Scotland’s largest farmer organisation NFU Scotland, the National Sheep Association and Scottish Land and Estates have called for the agreement to be dissolved unless the Green party changes course.

NFUS president Martin Kennedy led the charge: “The hardening of the green agenda is imposing too much on productive agriculture and people’s mental health. Issues like sea eagles that are spreading across Scotland is having a massive impact of family farms.

"We need action on the exponential rise of species which do not have an apex predator and which we can no longer manage. We know that the explosion in badger numbers is killing ground nesting birds, but when we explain the facts it is falling on deaf ears.

"Under the Bute House agreement, that pendulum has now swung in the wrong direction which not only threatens the viability of some rural businesses but, in some cases, has also put at risk some of the things we are trying to protect.”

After Mr Kennedy met the Green MSP and circular economy minister, Lorna Slater, at the Royal Highland Show, he said: “To be honest it felt like she wasn’t aware of these issues. So we explained the facts clearly and we are offering visits to farms across Scotland to how these policies are affecting the countryside.

"Unless things change, this can not continue.
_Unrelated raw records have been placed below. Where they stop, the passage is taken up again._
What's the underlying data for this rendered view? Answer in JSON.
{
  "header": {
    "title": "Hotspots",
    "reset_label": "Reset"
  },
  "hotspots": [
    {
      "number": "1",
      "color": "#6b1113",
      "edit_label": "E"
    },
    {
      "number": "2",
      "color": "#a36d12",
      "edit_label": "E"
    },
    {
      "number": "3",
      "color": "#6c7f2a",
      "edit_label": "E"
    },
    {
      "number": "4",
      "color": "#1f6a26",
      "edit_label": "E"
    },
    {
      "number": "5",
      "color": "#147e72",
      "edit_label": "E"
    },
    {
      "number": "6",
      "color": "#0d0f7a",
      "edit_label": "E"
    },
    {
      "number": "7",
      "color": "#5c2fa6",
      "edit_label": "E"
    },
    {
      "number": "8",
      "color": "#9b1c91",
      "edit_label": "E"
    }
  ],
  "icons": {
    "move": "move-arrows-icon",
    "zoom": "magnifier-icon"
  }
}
They need a reality check and the Bute House agreement is losing the support of farmers and crofters.

The National Sheep Association also wants a hardening against the Green agenda in Scotland, and said the Scottish Government wais risking turning thousands of farmers and crofters away from delivering valuable environmental outputs.

Peter Myles, NSA Scotland's chairman, said: “Sheep farmers see red with a forced green agenda, we have to largely agree that partners in the Bute House agreement are enforcing a draconian approach to land managed and enhanced by farmers over hundreds of years, interfering with the work and lives of the indigenous people in the hill’s glens and islands of Scotland.

"No one cares more for the biodiversity of the soils and the natural environment than those who try to make their living from it. This bureaucratic need for control is counterproductive.

"Allow and support people to make a decent living in these remote and deprived areas and the indigenous framers and crofters who have nurtured for generations the iconic Scottish landscape will tick all the green boxes as a matter of course.”

NSA's chief executive, Phil Stocker, called recent discussions on rewilding, afforestation and species introductions as part of the ‘dark green agenda’ and that ‘policy signals are distorted’.

Sarah-Jane Laing, chief executive of Scottish Land and Estates, said the recent decision to not permit the bracken herbicide, Asulox, was the ‘tipping point for many, but just the latest challenge facing rural businesses’.

"We are seeing more and more examples of flawed decision-making from the Scottish Government, one of which has resulted in SLE seeking a judicial review on the decision to halt any evictions or rent caps in the private rented sector," she aaid.

“Similarly, the Wildlife Management and Muirburn Bill currently making its way through parliament is another classic example of badly drafted legislation that if enacted in its current form would lead to a host of unintended consequences for decades to come. We believe forthcoming land reform legislation may also follow a similar path, with detrimental consequences for Scottish agriculture as well.

“We respect the right of the Scottish Government to pursue its legislative programme but the fact that rural voices are being marginalised and evidence is being ignored on the basis that a policy commitment appeared in the Bute House Agreement and must be adhered to, should concern everyone living and working in rural areas.”

For the Green Party, Ariane Burgess, commented: “Scotland’s farmers perhaps more than any other sector play one of the most important roles for our nation in providing food security and highly skilled, often rural jobs. We fully recognise that they are facing multiple challenges caused by Brexit, being let down time and time again by the Tory government at Westminster, and the economic stresses caused by the failing UK economy.

“But the climate and nature emergencies pose an existential threat to both the industry and our society, if we don’t step up to the challenge and make the significant changes needed, particularly in how we use our land and produce our food.

“We acknowledge the pace and scale of change can be daunting, but that’s why a team effort is required more than ever. With Scottish Greens in government, our co-operation agreement has provided record funding for nature restoration projects.

“It also commits to significant support through initiatives like Regional Land Use Partnerships, which bring together land managers across sectors to devise ways to tackle the climate and nature emergencies at a landscape level.

“Scotland has also led the way in reintroducing the iconic beaver to our river ways, to the extent where England and Wales are now following suit and receiving many of the beavers which have been removed under licence from problem areas.

“NatureScot is also working with farmers on issues such as lamb loss in upland areas, showing simple measures, like lambing in polytunnels, can have a huge positive impact on lamb loss without having to resort to species control. This is the kind of constructive teamwork that’s needed, if we are to face up to the scale of the challenge Scotland’s environment and communities are facing.”